[THE PROBLEM] Your answer should consist of each line below that includes the word "image".

[RECORDS FOR THE TASK]
== Segment start ==

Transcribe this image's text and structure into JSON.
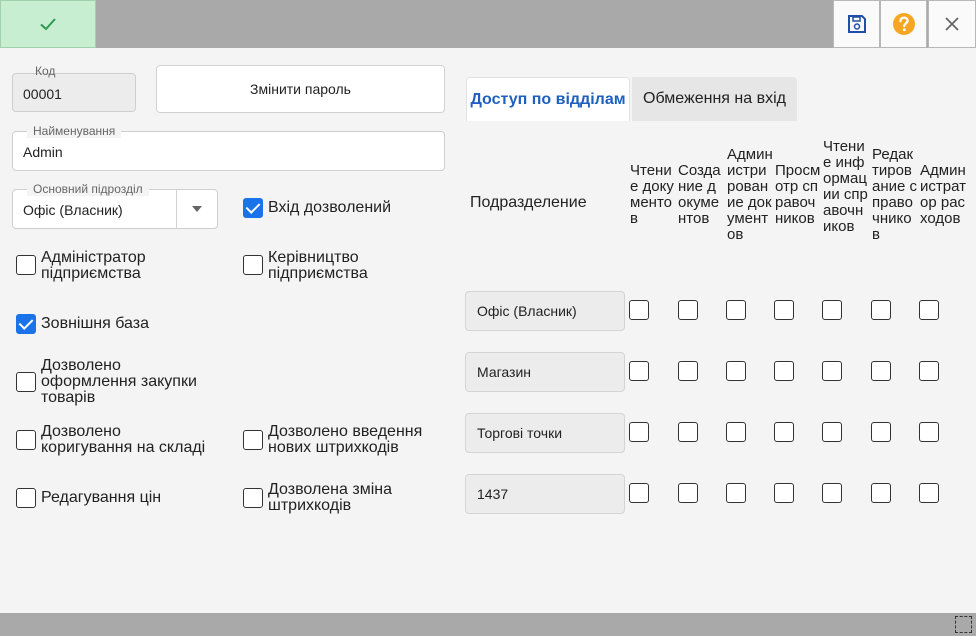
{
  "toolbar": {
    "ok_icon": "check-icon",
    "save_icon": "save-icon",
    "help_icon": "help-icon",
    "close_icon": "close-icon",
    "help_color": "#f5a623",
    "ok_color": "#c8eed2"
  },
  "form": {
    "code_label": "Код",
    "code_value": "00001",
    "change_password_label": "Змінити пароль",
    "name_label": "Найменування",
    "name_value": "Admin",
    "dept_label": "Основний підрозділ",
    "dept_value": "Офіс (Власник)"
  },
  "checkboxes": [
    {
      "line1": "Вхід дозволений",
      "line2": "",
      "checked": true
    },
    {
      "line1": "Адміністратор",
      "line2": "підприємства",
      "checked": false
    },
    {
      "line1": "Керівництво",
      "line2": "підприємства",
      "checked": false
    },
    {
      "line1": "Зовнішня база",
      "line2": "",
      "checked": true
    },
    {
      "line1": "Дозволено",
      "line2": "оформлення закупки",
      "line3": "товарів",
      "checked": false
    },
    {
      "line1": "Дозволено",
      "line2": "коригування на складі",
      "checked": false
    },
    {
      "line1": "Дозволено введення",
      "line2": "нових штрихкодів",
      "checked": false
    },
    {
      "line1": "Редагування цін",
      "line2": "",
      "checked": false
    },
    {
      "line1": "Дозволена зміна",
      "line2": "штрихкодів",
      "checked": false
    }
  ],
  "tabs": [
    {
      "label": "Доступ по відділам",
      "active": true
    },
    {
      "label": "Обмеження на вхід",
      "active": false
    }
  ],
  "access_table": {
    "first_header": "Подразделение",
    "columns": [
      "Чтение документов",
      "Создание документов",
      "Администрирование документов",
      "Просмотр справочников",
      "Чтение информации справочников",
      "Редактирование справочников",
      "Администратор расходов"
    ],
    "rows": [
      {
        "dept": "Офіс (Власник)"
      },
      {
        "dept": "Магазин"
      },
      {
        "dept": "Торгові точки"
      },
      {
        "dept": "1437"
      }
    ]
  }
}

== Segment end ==
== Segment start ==

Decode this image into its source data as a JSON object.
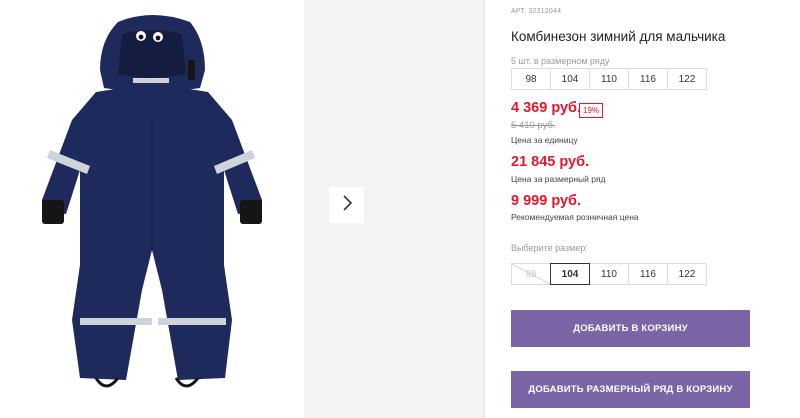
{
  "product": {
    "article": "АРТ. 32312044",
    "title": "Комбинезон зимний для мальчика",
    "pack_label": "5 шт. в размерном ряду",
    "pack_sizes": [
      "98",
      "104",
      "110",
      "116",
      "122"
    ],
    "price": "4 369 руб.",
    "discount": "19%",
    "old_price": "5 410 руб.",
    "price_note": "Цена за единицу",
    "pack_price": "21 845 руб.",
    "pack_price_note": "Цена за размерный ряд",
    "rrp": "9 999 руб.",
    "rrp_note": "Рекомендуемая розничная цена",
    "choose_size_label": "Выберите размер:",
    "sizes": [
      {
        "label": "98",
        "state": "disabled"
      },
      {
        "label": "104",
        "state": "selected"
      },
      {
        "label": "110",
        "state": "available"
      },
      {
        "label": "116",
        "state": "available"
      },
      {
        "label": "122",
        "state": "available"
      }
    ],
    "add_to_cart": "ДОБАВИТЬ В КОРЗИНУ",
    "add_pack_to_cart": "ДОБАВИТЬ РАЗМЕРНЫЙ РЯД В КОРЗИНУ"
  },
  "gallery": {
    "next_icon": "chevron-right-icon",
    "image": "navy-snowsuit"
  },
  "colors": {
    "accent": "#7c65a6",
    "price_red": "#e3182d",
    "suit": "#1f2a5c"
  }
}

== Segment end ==

[OUTPUT FOR THIS TASK]
Transcribe this image's text and structure into JSON.
Decode this image into its source data as a JSON object.
    "image": "navy-snowsuit"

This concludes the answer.